To complete the Bachelor of Science/Bachelor of Laws, students must attain a total of 40 credit points consisting of 16 credit points from the Bachelor of Science and 24 credit points from the Bachelor of Laws. Most units (think of units as 'subjects') are equal to 1 credit point. Course requirements for both the Bachelor of Science (S320) and the Bachelor of Laws (M312) must be satisfied. Most students choose to study 4 units per trimester, and usually undertake 2 trimesters each year.
The 16 credit points from the Bachelor of Science include 8 credit points of core units, one 6 credit point approved science major sequence, 2 credit points of elective units, a zero credit point safety induction unit and a zero credit point workplace induction unit.
The 24 credit points from the Bachelor of Laws include 21 credit points of core units and 3 credit points of elective units. Students must also complete the prescribed Professional Experience in order to be eligible to graduate.
To assist you in following the course rules:
Entry requirements - general
Deakin University offers admission to undergraduate courses through a number of Admission categories.
In all categories of admission, selection is based primarily on academic merit as indicated by an applicant's previous academic record.
For more information on the Admission Criteria and Selection Policy visit The Guide.
Entry requirements - specific
Applicants should have successfully completed VCE or equivalent. Prerequisites are units 3 and 4 - a study score of at least 35 in English (EAL) or 25 in any other English; entry for non-school leavers will be based on ALSET results, GPA from Bachelor level or postgraduate studies from courses undertaken during or after 2003. For information on the ALSET please visit http://www.deakin.edu.au/buslaw/law/undergrad/alset.php
Credit for prior learning - general
The University aims to provide students with as much credit as possible for approved prior study or informal learning which exceeds the normal entrance requirements for the course and is within the constraints of the course regulations. Students are required to complete a minimum of one-third of the course at Deakin University, or four credit points, whichever is the greater. In the case of certificates, including graduate certificates, a minimum of two credit points within the course must be completed at Deakin.
You can also refer to the Credit for Prior Learning System which outlines the credit that may be granted towards a Deakin University degree and how to apply for credit.
How to apply
Trimester 3 – start studying in November 2016
Trimester 1 – start studying in March 2017
Apply through VTAC for Trimester 1.
Exceptions to submitting a VTAC application
If you are:
- not studying Year 12 in 2016 and only intend to apply to one institution for one course (which is Deakin), or
- applying for a Deakin course, which is not listed on the VTAC website.
a direct application can be submitted to Deakin through our Applicant Portal.

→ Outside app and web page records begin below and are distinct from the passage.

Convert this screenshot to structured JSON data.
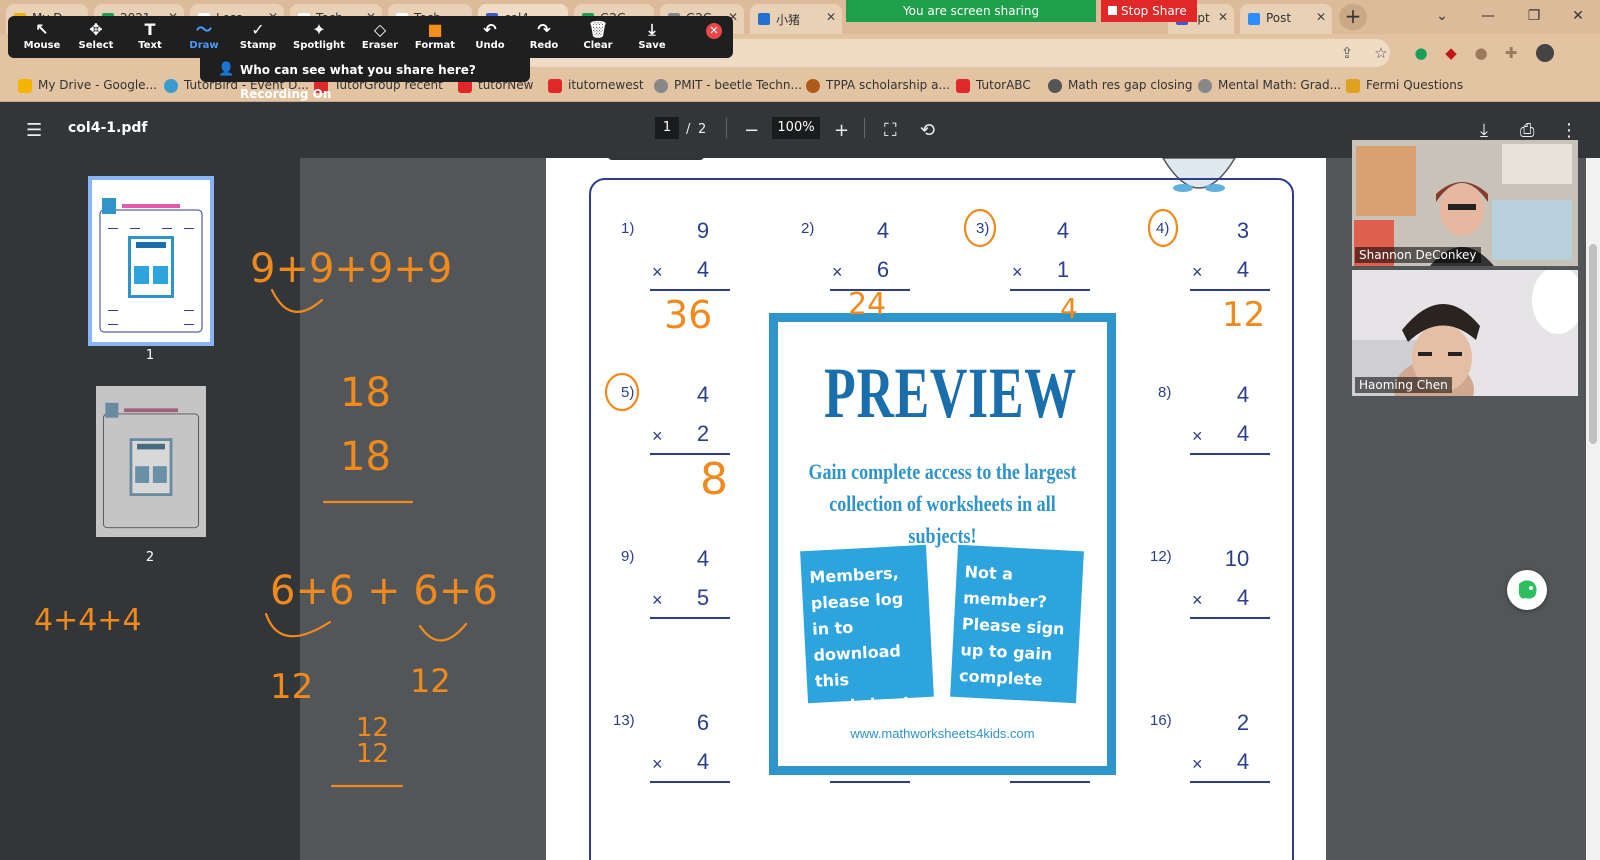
{
  "browser": {
    "tabs": [
      {
        "label": "My D",
        "color": "#e8b400"
      },
      {
        "label": "2021",
        "color": "#18a05a"
      },
      {
        "label": "Less",
        "color": "#ffffff"
      },
      {
        "label": "Tech",
        "color": "#ffffff"
      },
      {
        "label": "Tech",
        "color": "#ffffff"
      },
      {
        "label": "col4",
        "color": "#3a5ad0"
      },
      {
        "label": "G2G",
        "color": "#18a05a"
      },
      {
        "label": "G2G",
        "color": "#888888"
      },
      {
        "label": "小猪",
        "color": "#2470d0"
      },
      {
        "label": "ipt",
        "color": "#3a5ad0"
      },
      {
        "label": "Post",
        "color": "#2d8cff"
      }
    ],
    "new_tab": "+",
    "bookmarks": [
      {
        "label": "My Drive - Google...",
        "color": "#f4b400"
      },
      {
        "label": "TutorBird - Event D...",
        "color": "#3a9bd0"
      },
      {
        "label": "TutorGroup recent",
        "color": "#e02828"
      },
      {
        "label": "tutorNew",
        "color": "#e02828"
      },
      {
        "label": "itutornewest",
        "color": "#e02828"
      },
      {
        "label": "PMIT - beetle Techn...",
        "color": "#888888"
      },
      {
        "label": "TPPA scholarship a...",
        "color": "#b05a1a"
      },
      {
        "label": "TutorABC",
        "color": "#e02828"
      },
      {
        "label": "Math res gap closing",
        "color": "#555555"
      },
      {
        "label": "Mental Math: Grad...",
        "color": "#888888"
      },
      {
        "label": "Fermi Questions",
        "color": "#e0a020"
      }
    ]
  },
  "zoom": {
    "sharing_text": "You are screen sharing",
    "stop_share": "Stop Share",
    "recording_text": "Who can see what you share here? Recording On",
    "tools": [
      {
        "label": "Mouse",
        "icon": "↖"
      },
      {
        "label": "Select",
        "icon": "✥"
      },
      {
        "label": "Text",
        "icon": "T"
      },
      {
        "label": "Draw",
        "icon": "〜"
      },
      {
        "label": "Stamp",
        "icon": "✓"
      },
      {
        "label": "Spotlight",
        "icon": "✦"
      },
      {
        "label": "Eraser",
        "icon": "◇"
      },
      {
        "label": "Format",
        "icon": "■"
      },
      {
        "label": "Undo",
        "icon": "↶"
      },
      {
        "label": "Redo",
        "icon": "↷"
      },
      {
        "label": "Clear",
        "icon": "🗑"
      },
      {
        "label": "Save",
        "icon": "⤓"
      }
    ],
    "close_icon": "✕",
    "participants": [
      {
        "name": "Shannon DeConkey"
      },
      {
        "name": "Haoming Chen"
      }
    ]
  },
  "pdf": {
    "filename": "col4-1.pdf",
    "current_page": "1",
    "page_sep": "/",
    "total_pages": "2",
    "zoom": "100%",
    "thumb_labels": [
      "1",
      "2"
    ]
  },
  "worksheet": {
    "problems": [
      {
        "num": "1)",
        "top": "9",
        "bottom": "4"
      },
      {
        "num": "2)",
        "top": "4",
        "bottom": "6"
      },
      {
        "num": "3)",
        "top": "4",
        "bottom": "1"
      },
      {
        "num": "4)",
        "top": "3",
        "bottom": "4"
      },
      {
        "num": "5)",
        "top": "4",
        "bottom": "2"
      },
      {
        "num": "8)",
        "top": "4",
        "bottom": "4"
      },
      {
        "num": "9)",
        "top": "4",
        "bottom": "5"
      },
      {
        "num": "12)",
        "top": "10",
        "bottom": "4"
      },
      {
        "num": "13)",
        "top": "6",
        "bottom": "4"
      },
      {
        "num": "16)",
        "top": "2",
        "bottom": "4"
      }
    ],
    "times_symbol": "×",
    "preview": {
      "title": "PREVIEW",
      "line1": "Gain complete access to the largest",
      "line2": "collection of worksheets in all subjects!",
      "members_card": "Members, please log in to download this worksheet.",
      "nonmember_card": "Not a member? Please sign up to gain complete access.",
      "url": "www.mathworksheets4kids.com"
    }
  },
  "annotations": {
    "written": [
      "9+9+9+9",
      "18",
      "18",
      "6+6 + 6+6",
      "12",
      "12",
      "12",
      "12",
      "4+4+4",
      "36",
      "24",
      "4",
      "12",
      "8",
      "3)",
      "4)",
      "5)"
    ],
    "ink_color": "#f08a1c"
  }
}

As a student in the Faculty of Business and Law, you can expect to participate in a range of teaching activities each week. This could include classes, seminars, practicals and online interaction. You can refer to the individual unit details in the course structure for more information. You will also need to study and complete assessment tasks in your own time.